Here’s where the marketing funnel gets more interesting. Do you simply email them? Or do you call them one-on-one to assess their real need (or lack) to find out if they are a “hot” lead, “warm” lead or just a “cool” lead that will be put on the back burner and perhaps inserted into a drip campaign? Do you send them a sample? A PDF report of some sort?
An ideal tradeshow marketing campaign will have a number of options available at the show, and each interaction should assess the visitor’s desires and situation.
And let’s add one more step to the math.
Let’s say the average profit of your product is $10,000.
By adding up all the costs of your tradeshow appearance, you’re spending $100,000 for this particulate show. That means you need to sell 10 customers to break even. If your average profit is $1,000, you’ll need 100 customers.
Anything more than those numbers, and the Return on Investment on your tradeshow marketing plan is out of the red and into the black.
But let’s take it one more step.
Improving Funnel Results
Let’s say that for every customer that purchases your premium product continues to purchase other products from you for an average of 7 years. The lifetime value of that customer acquisition just increased substantially, which means the money you spent at the tradeshow to come into contact with her means a lot more.
And if they’re a really happy customer, they may end up referring a handful of new clients to you. Which makes that initial cost look better and better with each passing year.
The more tradeshows you exhibit at, the more people you put your products and services in front of. If you’re doing things right, or at least learning from any mistakes you’ve made over the years and made adjustments, your tradeshow marketing funnel will become less leaky. You’ll retain more of the people that enter at the top.
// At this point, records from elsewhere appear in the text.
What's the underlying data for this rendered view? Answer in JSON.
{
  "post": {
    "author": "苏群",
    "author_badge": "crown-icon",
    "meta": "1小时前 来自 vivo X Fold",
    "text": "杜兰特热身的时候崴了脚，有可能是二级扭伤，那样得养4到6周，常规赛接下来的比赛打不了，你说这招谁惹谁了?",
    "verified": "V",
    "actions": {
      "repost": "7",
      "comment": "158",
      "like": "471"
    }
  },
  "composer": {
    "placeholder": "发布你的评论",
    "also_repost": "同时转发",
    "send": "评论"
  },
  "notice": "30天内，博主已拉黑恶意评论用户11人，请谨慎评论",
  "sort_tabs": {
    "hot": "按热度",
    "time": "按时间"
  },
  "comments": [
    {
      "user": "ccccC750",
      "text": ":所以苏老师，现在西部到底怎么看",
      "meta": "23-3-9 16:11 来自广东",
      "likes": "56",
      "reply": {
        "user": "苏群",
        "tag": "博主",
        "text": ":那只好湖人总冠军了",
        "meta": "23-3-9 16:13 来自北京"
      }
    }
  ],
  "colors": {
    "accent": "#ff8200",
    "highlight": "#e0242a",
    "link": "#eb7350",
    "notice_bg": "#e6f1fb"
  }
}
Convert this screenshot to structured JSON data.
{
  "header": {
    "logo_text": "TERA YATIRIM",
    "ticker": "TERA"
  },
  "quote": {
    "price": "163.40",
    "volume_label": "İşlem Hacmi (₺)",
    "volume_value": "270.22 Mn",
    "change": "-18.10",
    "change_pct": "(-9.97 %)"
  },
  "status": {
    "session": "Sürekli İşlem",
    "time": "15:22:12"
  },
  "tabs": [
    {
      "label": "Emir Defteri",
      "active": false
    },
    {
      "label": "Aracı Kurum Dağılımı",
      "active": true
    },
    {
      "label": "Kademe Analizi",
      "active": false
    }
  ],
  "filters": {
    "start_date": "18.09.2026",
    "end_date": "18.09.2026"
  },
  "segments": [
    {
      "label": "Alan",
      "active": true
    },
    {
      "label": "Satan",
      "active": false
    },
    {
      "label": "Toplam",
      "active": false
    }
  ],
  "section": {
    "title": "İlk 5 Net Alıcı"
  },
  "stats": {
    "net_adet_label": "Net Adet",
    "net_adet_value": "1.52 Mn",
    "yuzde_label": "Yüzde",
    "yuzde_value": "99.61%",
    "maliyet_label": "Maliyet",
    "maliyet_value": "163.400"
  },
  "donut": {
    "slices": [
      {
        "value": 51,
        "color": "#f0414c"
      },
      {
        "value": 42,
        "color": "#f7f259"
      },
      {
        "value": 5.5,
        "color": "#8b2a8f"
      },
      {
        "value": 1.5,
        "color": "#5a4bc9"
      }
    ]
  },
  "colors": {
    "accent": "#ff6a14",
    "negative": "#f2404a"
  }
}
We all have leaky marketing funnels. But by being aware of what works, what doesn’t and doing your best to maximize your returns, your results will keep improving. But it means paying close attention at every step. Keep asking your prospects what they need to learn, do they want to hear more, do they want a free sample or another product demo, or how they may want to interact with you and your company.